In this multi-part blog series, Julie Underwood interviews the women who were the first female managers in cities across the country:
Male mentors made a difference
Another question that I asked was: “What convinced you that you should take this next step in your career?” Much has been written about the differences between women and men with regards to this issue, with one widely read article being, The Confidence Gap in The Atlantic.
For Kris it was when her past (male) supervisor, someone who knew her well and who she trusted, who helped convince her. She said that it wasn’t that she lacked confidence; it was more about validation. Kris knew that she had worked hard to develop her skills and build a good network of professionals and peers to call on and it was validating when her boss and mentor confirmed her readiness.

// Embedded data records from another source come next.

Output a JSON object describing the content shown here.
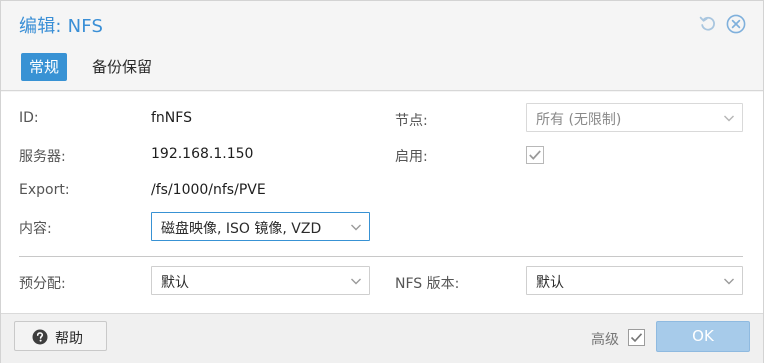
{
  "dialog": {
    "title": "编辑: NFS"
  },
  "tabs": [
    {
      "label": "常规",
      "active": true
    },
    {
      "label": "备份保留",
      "active": false
    }
  ],
  "general": {
    "id_label": "ID:",
    "id_value": "fnNFS",
    "server_label": "服务器:",
    "server_value": "192.168.1.150",
    "export_label": "Export:",
    "export_value": "/fs/1000/nfs/PVE",
    "content_label": "内容:",
    "content_value": "磁盘映像, ISO 镜像, VZD",
    "node_label": "节点:",
    "node_value": "所有 (无限制)",
    "enable_label": "启用:",
    "enable_checked": true,
    "prealloc_label": "预分配:",
    "prealloc_value": "默认",
    "nfs_version_label": "NFS 版本:",
    "nfs_version_value": "默认"
  },
  "footer": {
    "help_label": "帮助",
    "advanced_label": "高级",
    "advanced_checked": true,
    "ok_label": "OK"
  },
  "colors": {
    "accent": "#3892d4",
    "title": "#3a8fd6",
    "ok_disabled": "#a7cbea"
  },
  "icons": {
    "refresh": "refresh-icon",
    "close": "close-icon",
    "help": "question-circle-icon",
    "dropdown": "chevron-down-icon"
  }
}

I feel I cannot overstate the importance of having a mentor help get you to the next level. Eden said, “While serving as Assistant City Manager in Sandy Springs, Georgia, I was extremely fortunate to work for a City Manager (John McDonough) who is an amazing mentor. Having his confidence helped make the decision easier for me.” Denise had a similar response, “I had good mentors that encouraged me and helped me prepare for the selection process.” And speaking from my experience, my boss and mentor, Bob Olander, told me I was ready and capable; this built up the confidence I needed to apply and compete for the job.
In Jeri’s experience, by virtue of the field she is in, she simply had more male role models she looked up to. In fact, it meant a lot to her personally and professionally when the Police Chief in Phoenix, Jack Harris, put his trust in her and named her Assistant Chief.
For the women who had a chance to be in an acting role, they realized that they could do the job, and for some, they were just ready for the “big chair.” There were a few who didn’t know they were ready; it was more about an opportunity presenting itself.